It was everyone’s worst nightmare: cholera has reportedly moved from the rural areas of Haiti to the island nation’s capital city, Port-au-Prince.
Now, the main water source to the city is contaminated with a bacteria, and crowded city dwellers are at risk of contracting an infection.
Cholera is hard to control once it makes its way into the water supply. The moment a person drinks the bacterium Vibrio cholerae, it settles into the small intestine. It can take anywhere from several hours to five days before the victim experiences watery diarrhea and vomiting.
If the person doesn’t quickly re-hydrate with clean water — and take a dose of antibiotics — it can be fatal.
At last count, Haiti’s health ministry reported 643 people dead and as many as 10,000 people under treatment by area hospitals. But that’s not all: officials worry that as many as 270,000 people could be infected over the next two years, partially the result of poor living conditions after an earthquake shocked the island early this year.
Simply, Haiti has become a breeding ground for epidemics.
Standing in a small restaurant at the Maison Handal in Port-au-Prince, LifeGivingForce CFO Matt Walters remembers watching a CNN segment of a small boy playing in the Artibonite river.
The river was the source of the cholera outbreak.
“He was drinking from the water and splashing around, as any child would, and I realized that that water could kill him if he continued to drink from it,” he said. “And I realized that out in our truck, we had a system that would clean the water so that it would be safe for him to drink.”
When water infrastructure isn’t in place in a disaster area, you have to bring it. That’s why LGF co-founder Sung Cho deployed 15 portable water machines in Haiti.
But unlike many companies aiding Haiti, the company is no stranger to the island country: four years ago, LGF co-founder Shane Hackett opened an orphanage.
The decision resonated with Cho, Hacket’s longtime friend, whose Korean mother nearly died buried under dead bodies during the Korean War. After she was rescued from the pile, an orphanage took her in for 11 months until she was re-united with her family.
“I talk about a lifeline because that hand saved my mother’s life during the Korean War,” Cho said. “And now I want to empower women.”
It wasn’t until the earthquake struck this year that Cho and Hackett incorporated LGF. The duo wrote “giving” into the budget, so that 51 percent of the profits go back into a foundation by the same name that helps women develop self-sustaining businesses.
One of the company’s first projects was a microgrid powered by batteries and solar power.
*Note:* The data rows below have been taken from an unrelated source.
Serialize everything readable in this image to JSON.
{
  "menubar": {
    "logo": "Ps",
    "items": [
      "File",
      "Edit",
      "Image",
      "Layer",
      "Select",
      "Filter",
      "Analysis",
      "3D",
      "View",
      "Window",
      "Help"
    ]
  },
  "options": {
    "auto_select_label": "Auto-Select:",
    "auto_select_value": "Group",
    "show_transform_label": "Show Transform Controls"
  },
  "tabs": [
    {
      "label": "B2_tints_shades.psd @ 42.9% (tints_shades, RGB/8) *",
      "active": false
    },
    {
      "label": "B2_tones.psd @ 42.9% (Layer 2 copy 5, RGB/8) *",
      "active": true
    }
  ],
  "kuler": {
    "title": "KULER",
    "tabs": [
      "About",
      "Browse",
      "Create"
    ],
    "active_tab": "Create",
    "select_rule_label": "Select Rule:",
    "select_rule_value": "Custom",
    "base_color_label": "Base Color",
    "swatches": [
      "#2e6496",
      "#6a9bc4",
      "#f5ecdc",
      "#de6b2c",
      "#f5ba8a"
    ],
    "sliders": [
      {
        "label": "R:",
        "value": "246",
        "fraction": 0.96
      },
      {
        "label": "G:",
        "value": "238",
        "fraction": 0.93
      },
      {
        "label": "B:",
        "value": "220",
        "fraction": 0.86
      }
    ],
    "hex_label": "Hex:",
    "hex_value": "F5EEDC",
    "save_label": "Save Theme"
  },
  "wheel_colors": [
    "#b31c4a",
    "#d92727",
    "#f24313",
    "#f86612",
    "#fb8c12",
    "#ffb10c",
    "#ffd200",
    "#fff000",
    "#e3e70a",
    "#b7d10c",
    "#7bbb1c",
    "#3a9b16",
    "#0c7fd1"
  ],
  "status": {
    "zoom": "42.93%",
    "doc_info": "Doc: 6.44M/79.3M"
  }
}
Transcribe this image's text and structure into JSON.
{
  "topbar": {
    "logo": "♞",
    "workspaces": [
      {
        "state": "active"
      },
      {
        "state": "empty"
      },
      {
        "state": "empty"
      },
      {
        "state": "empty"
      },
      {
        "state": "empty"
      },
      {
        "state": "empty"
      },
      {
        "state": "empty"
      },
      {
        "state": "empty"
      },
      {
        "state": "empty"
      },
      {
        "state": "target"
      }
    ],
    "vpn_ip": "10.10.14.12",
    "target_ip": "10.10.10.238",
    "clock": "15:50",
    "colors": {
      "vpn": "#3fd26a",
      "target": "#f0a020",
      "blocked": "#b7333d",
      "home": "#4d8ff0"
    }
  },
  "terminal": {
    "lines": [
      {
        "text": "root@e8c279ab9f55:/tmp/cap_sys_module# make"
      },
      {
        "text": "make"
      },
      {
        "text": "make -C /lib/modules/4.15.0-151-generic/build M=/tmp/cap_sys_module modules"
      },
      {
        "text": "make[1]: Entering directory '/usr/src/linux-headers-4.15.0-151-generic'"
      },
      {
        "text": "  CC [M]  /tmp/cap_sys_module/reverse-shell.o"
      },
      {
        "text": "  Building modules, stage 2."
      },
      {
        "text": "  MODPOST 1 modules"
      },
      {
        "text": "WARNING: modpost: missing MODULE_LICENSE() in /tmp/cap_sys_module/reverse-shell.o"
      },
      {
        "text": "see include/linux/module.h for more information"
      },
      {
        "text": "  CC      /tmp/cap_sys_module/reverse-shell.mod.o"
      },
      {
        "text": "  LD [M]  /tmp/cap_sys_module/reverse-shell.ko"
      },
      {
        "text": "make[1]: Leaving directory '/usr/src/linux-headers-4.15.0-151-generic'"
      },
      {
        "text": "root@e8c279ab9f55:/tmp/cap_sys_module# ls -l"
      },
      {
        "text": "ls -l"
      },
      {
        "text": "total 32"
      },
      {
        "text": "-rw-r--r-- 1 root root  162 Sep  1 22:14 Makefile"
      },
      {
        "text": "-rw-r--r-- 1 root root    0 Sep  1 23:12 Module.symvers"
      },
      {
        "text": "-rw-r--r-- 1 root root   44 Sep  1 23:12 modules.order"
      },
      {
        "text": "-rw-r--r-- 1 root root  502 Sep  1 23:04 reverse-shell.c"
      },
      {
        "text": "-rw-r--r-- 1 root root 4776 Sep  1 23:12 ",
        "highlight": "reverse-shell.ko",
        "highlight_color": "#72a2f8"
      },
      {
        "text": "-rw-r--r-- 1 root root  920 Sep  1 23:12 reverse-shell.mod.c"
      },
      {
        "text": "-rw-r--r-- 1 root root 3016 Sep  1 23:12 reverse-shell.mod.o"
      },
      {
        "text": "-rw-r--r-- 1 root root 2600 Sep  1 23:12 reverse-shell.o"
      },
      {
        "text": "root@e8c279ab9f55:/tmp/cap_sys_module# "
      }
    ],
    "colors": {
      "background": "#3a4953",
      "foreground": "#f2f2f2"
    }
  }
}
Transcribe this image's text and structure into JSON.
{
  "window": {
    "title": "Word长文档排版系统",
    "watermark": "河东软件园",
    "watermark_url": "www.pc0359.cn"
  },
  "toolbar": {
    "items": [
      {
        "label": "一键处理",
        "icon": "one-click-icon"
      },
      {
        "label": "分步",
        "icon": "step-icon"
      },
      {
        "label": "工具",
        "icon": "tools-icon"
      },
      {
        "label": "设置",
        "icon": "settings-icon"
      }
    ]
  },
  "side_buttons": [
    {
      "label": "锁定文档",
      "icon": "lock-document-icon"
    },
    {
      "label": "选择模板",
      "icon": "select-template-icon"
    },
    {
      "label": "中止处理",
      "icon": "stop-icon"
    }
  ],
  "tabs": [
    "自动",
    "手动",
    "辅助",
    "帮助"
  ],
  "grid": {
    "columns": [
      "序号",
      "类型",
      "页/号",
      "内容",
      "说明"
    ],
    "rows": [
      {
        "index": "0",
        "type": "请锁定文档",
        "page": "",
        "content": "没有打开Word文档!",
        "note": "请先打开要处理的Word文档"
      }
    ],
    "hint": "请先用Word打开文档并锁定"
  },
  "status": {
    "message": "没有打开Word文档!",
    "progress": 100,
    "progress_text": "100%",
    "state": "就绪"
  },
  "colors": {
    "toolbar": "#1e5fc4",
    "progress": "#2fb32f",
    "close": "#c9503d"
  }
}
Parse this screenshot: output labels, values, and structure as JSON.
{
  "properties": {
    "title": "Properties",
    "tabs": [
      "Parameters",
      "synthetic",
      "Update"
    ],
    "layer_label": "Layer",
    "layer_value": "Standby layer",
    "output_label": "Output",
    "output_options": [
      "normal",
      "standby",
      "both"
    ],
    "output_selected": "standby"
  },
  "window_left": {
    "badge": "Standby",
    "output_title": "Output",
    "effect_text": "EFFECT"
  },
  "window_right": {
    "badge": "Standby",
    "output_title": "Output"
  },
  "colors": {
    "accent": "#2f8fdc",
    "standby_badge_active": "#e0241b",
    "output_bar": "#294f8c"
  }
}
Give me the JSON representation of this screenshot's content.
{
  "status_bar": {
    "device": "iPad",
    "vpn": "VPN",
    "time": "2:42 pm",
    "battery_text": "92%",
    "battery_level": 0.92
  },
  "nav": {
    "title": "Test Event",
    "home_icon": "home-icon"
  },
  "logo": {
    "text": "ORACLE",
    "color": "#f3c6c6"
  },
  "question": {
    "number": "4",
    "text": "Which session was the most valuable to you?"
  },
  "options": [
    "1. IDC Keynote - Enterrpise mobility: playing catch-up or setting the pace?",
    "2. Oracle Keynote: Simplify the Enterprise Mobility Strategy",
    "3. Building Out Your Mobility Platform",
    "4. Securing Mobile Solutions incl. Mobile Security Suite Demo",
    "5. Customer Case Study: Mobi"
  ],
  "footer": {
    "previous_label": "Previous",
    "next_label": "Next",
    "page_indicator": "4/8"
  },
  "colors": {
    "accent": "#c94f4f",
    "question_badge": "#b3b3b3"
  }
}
Hooked up to a satellite, the microgrid offers an Internet connection.
“I thought he was crazy for suggesting this idea, but thought we better try and do it,” Cho said.
The same thinking goes into the company’s portable water machines.
“The charity model is broken,” Cho said. “By shipping in water, you create a dependency on the West.”
Seven LGF staffers are currently working to distribute clean water to Haitians, with hope that the island can begin to sustain itself.
“We had the relationship with the pastors and orphanages,” Cho said. “That’s when [LGF COO] Jamieson Slough brought the water technology to us and we delivered.”
The team is leading with clean water, but plans to expand with other clean technology offerings for developing countries.
“The solution to this crisis needs to be a long-term one, and not one that is only focused on providing safe drinking water for the next six months,” Walters said. “What is truly needed is sustainable infrastructure that will continue to provide potable water for generations.”
LGF says it’s working with the Haitian government to build more permanent water devices to service slums and other areas on a more routine basis.
A week ago in San Francisco, SmartPlanet met the LifeGivingForce team for a demonstration of their water machine.
Called the LGF Rapid Response 10000UF, the device operates like a miniature water treatment plant. It purifies up to 10,000 liters of water a day, which is enough clean water for about 5,000 people.
Once unloaded from a black box — two hoses, a few filters, et cetera — the device can be assembled in 10 minutes. It’s powered by solar panel and uses a three-stage filtration process to clean water from ponds, wells, streams and lakes.
It’s a stunning visual: murky green-blue water goes in, clear water comes out. To prove it, LGF staffers sipped water straight from the clean end of the hose.
Here’s a look: